• [RECORDED DATA]
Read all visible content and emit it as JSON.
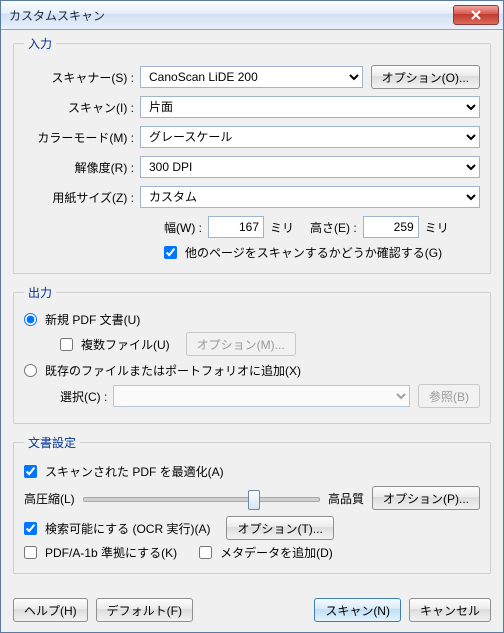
{
  "window": {
    "title": "カスタムスキャン"
  },
  "input": {
    "legend": "入力",
    "scanner_label": "スキャナー(S) :",
    "scanner_value": "CanoScan LiDE 200",
    "options_btn": "オプション(O)...",
    "sides_label": "スキャン(I) :",
    "sides_value": "片面",
    "color_label": "カラーモード(M) :",
    "color_value": "グレースケール",
    "res_label": "解像度(R) :",
    "res_value": "300 DPI",
    "paper_label": "用紙サイズ(Z) :",
    "paper_value": "カスタム",
    "width_label": "幅(W) :",
    "width_value": "167",
    "width_unit": "ミリ",
    "height_label": "高さ(E) :",
    "height_value": "259",
    "height_unit": "ミリ",
    "more_pages_label": "他のページをスキャンするかどうか確認する(G)",
    "more_pages_checked": true
  },
  "output": {
    "legend": "出力",
    "new_pdf_label": "新規 PDF 文書(U)",
    "multi_files_label": "複数ファイル(U)",
    "multi_options_btn": "オプション(M)...",
    "append_label": "既存のファイルまたはポートフォリオに追加(X)",
    "select_label": "選択(C) :",
    "browse_btn": "参照(B)"
  },
  "docset": {
    "legend": "文書設定",
    "optimize_label": "スキャンされた PDF を最適化(A)",
    "slider_left": "高圧縮(L)",
    "slider_right": "高品質",
    "slider_pos": 0.72,
    "opt_p_btn": "オプション(P)...",
    "ocr_label": "検索可能にする (OCR 実行)(A)",
    "opt_t_btn": "オプション(T)...",
    "pdfa_label": "PDF/A-1b 準拠にする(K)",
    "meta_label": "メタデータを追加(D)"
  },
  "buttons": {
    "help": "ヘルプ(H)",
    "defaults": "デフォルト(F)",
    "scan": "スキャン(N)",
    "cancel": "キャンセル"
  }
}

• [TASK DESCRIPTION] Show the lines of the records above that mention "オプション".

• [ANSWER FOR THE TASK]
    "options_btn": "オプション(O)...",
    "multi_options_btn": "オプション(M)...",
    "opt_p_btn": "オプション(P)...",
    "opt_t_btn": "オプション(T)...",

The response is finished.